The things you gotta remember are the details. It’s the details that sell your story. Now, this particular story takes place in a men’s room. So, you gotta know all the details about the men’s room. You gotta know if they got paper towels or a blower to dry your hands. You gotta know if the stalls ain’t got no doors or not. You gotta know if they got liquid soap or that pink, granulated powder shit they used in high school. Remember? You gotta know if they got hot water or not, if it stinks, if some nasty, lowlife, scum-ridden motherfucker, man, sprayed diarrhea all over one of the bowls. You gotta know every detail there is to know about this commode. What you gotta do is take all them details, man, and make ’em your own. While you’re doing that, you gotta remember that this story is about you and how you perceived the events that went down. The only way to do that is to keep sayin’ it and sayin’ it and sayin’ it.

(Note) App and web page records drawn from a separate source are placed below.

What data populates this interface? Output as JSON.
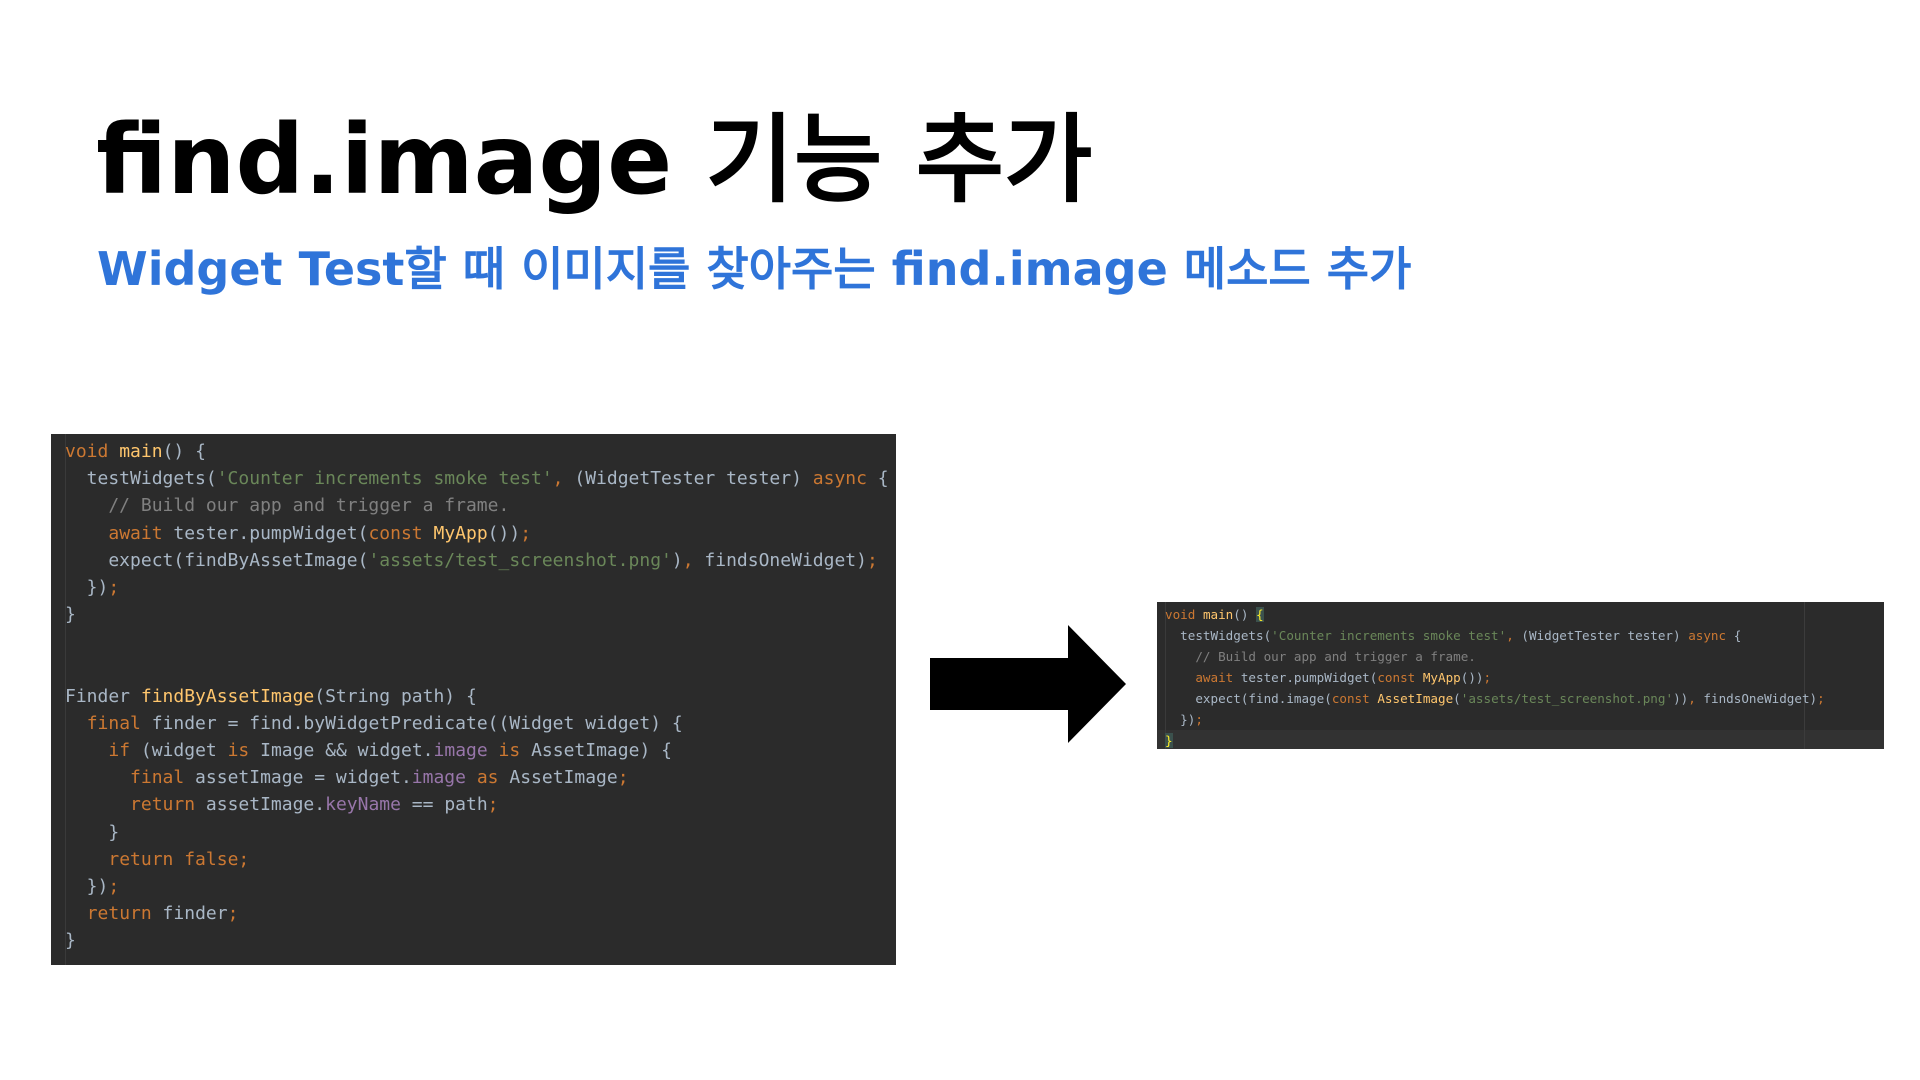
{
  "slide": {
    "title": "find.image 기능 추가",
    "subtitle": "Widget Test할 때 이미지를 찾아주는 find.image 메소드 추가"
  },
  "colors": {
    "title": "#000000",
    "subtitle": "#2f74d9",
    "editor_background": "#2b2b2b",
    "keyword": "#cc7832",
    "function": "#ffc66d",
    "string": "#6a8759",
    "comment": "#808080",
    "property": "#9876aa",
    "plain": "#a9b7c6"
  },
  "icons": {
    "arrow": "right-arrow-icon"
  },
  "before_code": {
    "lines": [
      [
        {
          "t": "void",
          "c": "kw"
        },
        {
          "t": " "
        },
        {
          "t": "main",
          "c": "fn"
        },
        {
          "t": "() {"
        }
      ],
      [
        {
          "t": "  testWidgets("
        },
        {
          "t": "'Counter increments smoke test'",
          "c": "str"
        },
        {
          "t": ", ",
          "c": "kw"
        },
        {
          "t": "(WidgetTester tester) "
        },
        {
          "t": "async",
          "c": "kw"
        },
        {
          "t": " {"
        }
      ],
      [
        {
          "t": "    // Build our app and trigger a frame.",
          "c": "cm"
        }
      ],
      [
        {
          "t": "    "
        },
        {
          "t": "await",
          "c": "kw"
        },
        {
          "t": " tester.pumpWidget("
        },
        {
          "t": "const",
          "c": "kw"
        },
        {
          "t": " "
        },
        {
          "t": "MyApp",
          "c": "fn"
        },
        {
          "t": "())"
        },
        {
          "t": ";",
          "c": "kw"
        }
      ],
      [
        {
          "t": "    expect(findByAssetImage("
        },
        {
          "t": "'assets/test_screenshot.png'",
          "c": "str"
        },
        {
          "t": ")"
        },
        {
          "t": ", ",
          "c": "kw"
        },
        {
          "t": "findsOneWidget)"
        },
        {
          "t": ";",
          "c": "kw"
        }
      ],
      [
        {
          "t": "  })"
        },
        {
          "t": ";",
          "c": "kw"
        }
      ],
      [
        {
          "t": "}"
        }
      ],
      [
        {
          "t": ""
        }
      ],
      [
        {
          "t": ""
        }
      ],
      [
        {
          "t": "Finder "
        },
        {
          "t": "findByAssetImage",
          "c": "fn"
        },
        {
          "t": "(String path) {"
        }
      ],
      [
        {
          "t": "  "
        },
        {
          "t": "final",
          "c": "kw"
        },
        {
          "t": " finder = find.byWidgetPredicate((Widget widget) {"
        }
      ],
      [
        {
          "t": "    "
        },
        {
          "t": "if",
          "c": "kw"
        },
        {
          "t": " (widget "
        },
        {
          "t": "is",
          "c": "kw"
        },
        {
          "t": " Image && widget."
        },
        {
          "t": "image",
          "c": "prop"
        },
        {
          "t": " "
        },
        {
          "t": "is",
          "c": "kw"
        },
        {
          "t": " AssetImage) {"
        }
      ],
      [
        {
          "t": "      "
        },
        {
          "t": "final",
          "c": "kw"
        },
        {
          "t": " assetImage = widget."
        },
        {
          "t": "image",
          "c": "prop"
        },
        {
          "t": " "
        },
        {
          "t": "as",
          "c": "kw"
        },
        {
          "t": " AssetImage"
        },
        {
          "t": ";",
          "c": "kw"
        }
      ],
      [
        {
          "t": "      "
        },
        {
          "t": "return",
          "c": "kw"
        },
        {
          "t": " assetImage."
        },
        {
          "t": "keyName",
          "c": "prop"
        },
        {
          "t": " == path"
        },
        {
          "t": ";",
          "c": "kw"
        }
      ],
      [
        {
          "t": "    }"
        }
      ],
      [
        {
          "t": "    "
        },
        {
          "t": "return false;",
          "c": "kw"
        }
      ],
      [
        {
          "t": "  })"
        },
        {
          "t": ";",
          "c": "kw"
        }
      ],
      [
        {
          "t": "  "
        },
        {
          "t": "return",
          "c": "kw"
        },
        {
          "t": " finder"
        },
        {
          "t": ";",
          "c": "kw"
        }
      ],
      [
        {
          "t": "}"
        }
      ]
    ]
  },
  "after_code": {
    "lines": [
      [
        {
          "t": "void",
          "c": "kw"
        },
        {
          "t": " "
        },
        {
          "t": "main",
          "c": "fn"
        },
        {
          "t": "() "
        },
        {
          "t": "{",
          "c": "hl"
        }
      ],
      [
        {
          "t": "  testWidgets("
        },
        {
          "t": "'Counter increments smoke test'",
          "c": "str"
        },
        {
          "t": ", ",
          "c": "kw"
        },
        {
          "t": "(WidgetTester tester) "
        },
        {
          "t": "async",
          "c": "kw"
        },
        {
          "t": " {"
        }
      ],
      [
        {
          "t": "    // Build our app and trigger a frame.",
          "c": "cm"
        }
      ],
      [
        {
          "t": "    "
        },
        {
          "t": "await",
          "c": "kw"
        },
        {
          "t": " tester.pumpWidget("
        },
        {
          "t": "const",
          "c": "kw"
        },
        {
          "t": " "
        },
        {
          "t": "MyApp",
          "c": "fn"
        },
        {
          "t": "())"
        },
        {
          "t": ";",
          "c": "kw"
        }
      ],
      [
        {
          "t": "    expect(find.image("
        },
        {
          "t": "const",
          "c": "kw"
        },
        {
          "t": " "
        },
        {
          "t": "AssetImage",
          "c": "fn"
        },
        {
          "t": "("
        },
        {
          "t": "'assets/test_screenshot.png'",
          "c": "str"
        },
        {
          "t": "))"
        },
        {
          "t": ", ",
          "c": "kw"
        },
        {
          "t": "findsOneWidget)"
        },
        {
          "t": ";",
          "c": "kw"
        }
      ],
      [
        {
          "t": "  })"
        },
        {
          "t": ";",
          "c": "kw"
        }
      ],
      [
        {
          "t": "}",
          "c": "hl"
        }
      ]
    ]
  }
}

Tom Shone, who may be Tarantino’s most perceptive critic, has called Brooks’ speech “as close to an aesthetic credo as Tarantino ever got.” I agree with Shone, and add that Brooks, going undercover as Holdaway, is also teaching a lesson in how to tell telling a convincing story, a lesson – “the story of you” – that may be the most personal scene Tarantino has ever written, and that has served me well in court for thirty years.
After watching Roth rehearse his story at his apartment, we cut to Roth, no longer the student, now in command of the story, bringing it life on stage for Brooks in front of the graffiti sprayed walls of the abandoned Toluca Substation at the junction of Beverly Boulevard, Second Street and Toluca Street, one mile from downtown Los Angeles. This location is identified as “Ext. Rooftop Day” in the script, but whoever decided to move the scene to the Substation deserves a medal. Touluca Substation was near Beverly Station, a hub for Los Angeles’ once prosperous trolly system. I admired this location so much that I made a point of finding it after seeing the film and used it as a setting to practice my closing arguments. In the 2000s, Beverly Station was repurposed as the box-like Belmont Station Apartments and the mesmerizing graffiti at the Touluca Substation was painted over in government gray.

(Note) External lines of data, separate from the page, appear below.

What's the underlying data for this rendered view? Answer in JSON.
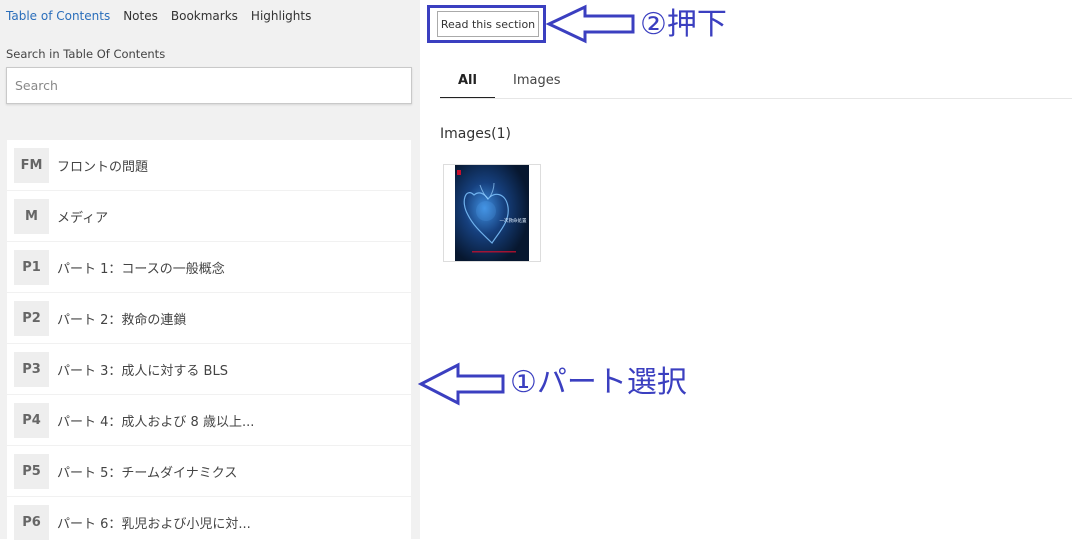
{
  "sidebar": {
    "tabs": [
      "Table of Contents",
      "Notes",
      "Bookmarks",
      "Highlights"
    ],
    "active_tab": 0,
    "search_label": "Search in Table Of Contents",
    "search_placeholder": "Search",
    "items": [
      {
        "code": "FM",
        "title": "フロントの問題"
      },
      {
        "code": "M",
        "title": "メディア"
      },
      {
        "code": "P1",
        "title": "パート 1：コースの一般概念"
      },
      {
        "code": "P2",
        "title": "パート 2：救命の連鎖"
      },
      {
        "code": "P3",
        "title": "パート 3：成人に対する BLS"
      },
      {
        "code": "P4",
        "title": "パート 4：成人および 8 歳以上..."
      },
      {
        "code": "P5",
        "title": "パート 5：チームダイナミクス"
      },
      {
        "code": "P6",
        "title": "パート 6：乳児および小児に対..."
      }
    ]
  },
  "main": {
    "read_button": "Read this section",
    "tabs": [
      "All",
      "Images"
    ],
    "active_tab": 0,
    "images_heading": "Images(1)",
    "thumbnail_caption": "一次救命処置"
  },
  "annotations": {
    "step2": "②押下",
    "step1": "①パート選択",
    "color": "#3b3fc0"
  },
  "colors": {
    "link_active": "#2a6ebb",
    "sidebar_bg": "#f1f1f1",
    "cover_dark": "#0a1e3c",
    "cover_red": "#c8102e"
  }
}
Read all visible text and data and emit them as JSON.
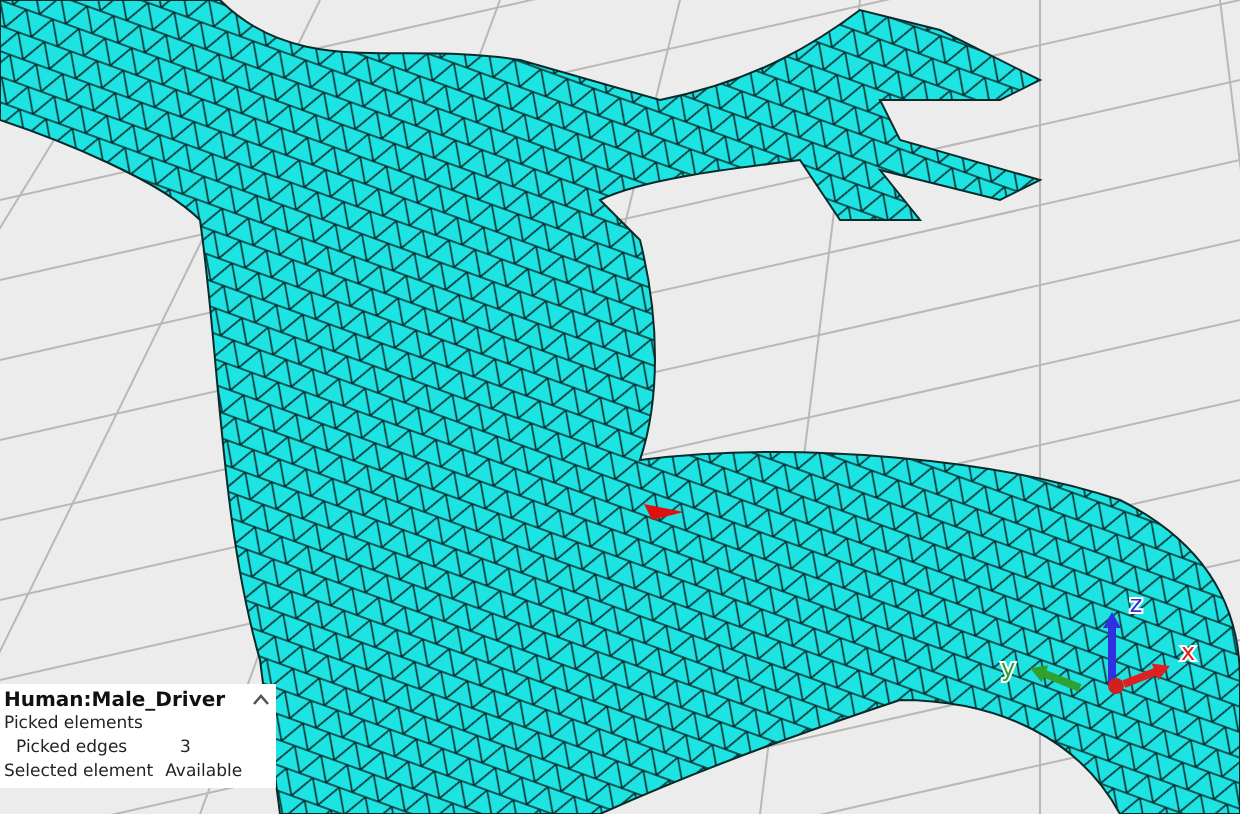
{
  "info_panel": {
    "title": "Human:Male_Driver",
    "collapsed": false,
    "rows": [
      {
        "label": "Picked elements",
        "value": "",
        "indented": false
      },
      {
        "label": "Picked edges",
        "value": "3",
        "indented": true
      },
      {
        "label": "Selected element",
        "value": "Available",
        "indented": false
      }
    ]
  },
  "axes": [
    {
      "label": "x",
      "color": "#e02020"
    },
    {
      "label": "y",
      "color": "#30a030"
    },
    {
      "label": "z",
      "color": "#3030e0"
    }
  ]
}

After watching Mr. Orange perform his “amusing anecdote” about copping weed during a dry spell at Smokey Pete’s for Cabot, Nice Guy Eddie and Mr. White, a virtuoso scene that includes four Los Angeles County Sheriff’s Deputies and one inquisitive German Shepherd, we make a final flash forward within the flashback to Roth in his apartment. He is preparing to assume his Mr. Orange identity and meet the gang. Before he heads out, Roth stops before the mirror to stare into his own eyes and say:
“Don’t pussy out on me. They don’t know. They don’t know shit. You’re fucking Beretta.”
Roth was looking into the mirror and telling himself that they don’t know you are a fake. Telling himself to bluff it out, to fake it kid, until you make it.
I know that mirror. I have told myself those same words.
And I’m betting Quentin Tarantino knows that mirror too. Tarantino was writing for Mr. Orange, but he was talking to himself. Talking to the kid from Torrance, the kid from the video store, the kid from the fucking Yukon, the kid with the phony resume. Telling himself that he was going to make it.
Well, the kid from the Yukon has made it pretty far. Tarantino has made it so far that, in his spare time, he rescues classic movie houses in Los Angeles from oblivion. A few years back he saved the Beverly Cinema in mid-city. Then, last year, after the Vista Theater closed during the global pandemic with no plans to reopen, he rescued it too. Variety has reported that Tarantino bought the Vista with plans to renovate it and reopen it as a combination film house and arcade.
When the Vista does re-open, I hope Tarantino screens a thirtieth anniversary print of Reservoir Dogs. If he does, I’ll be there.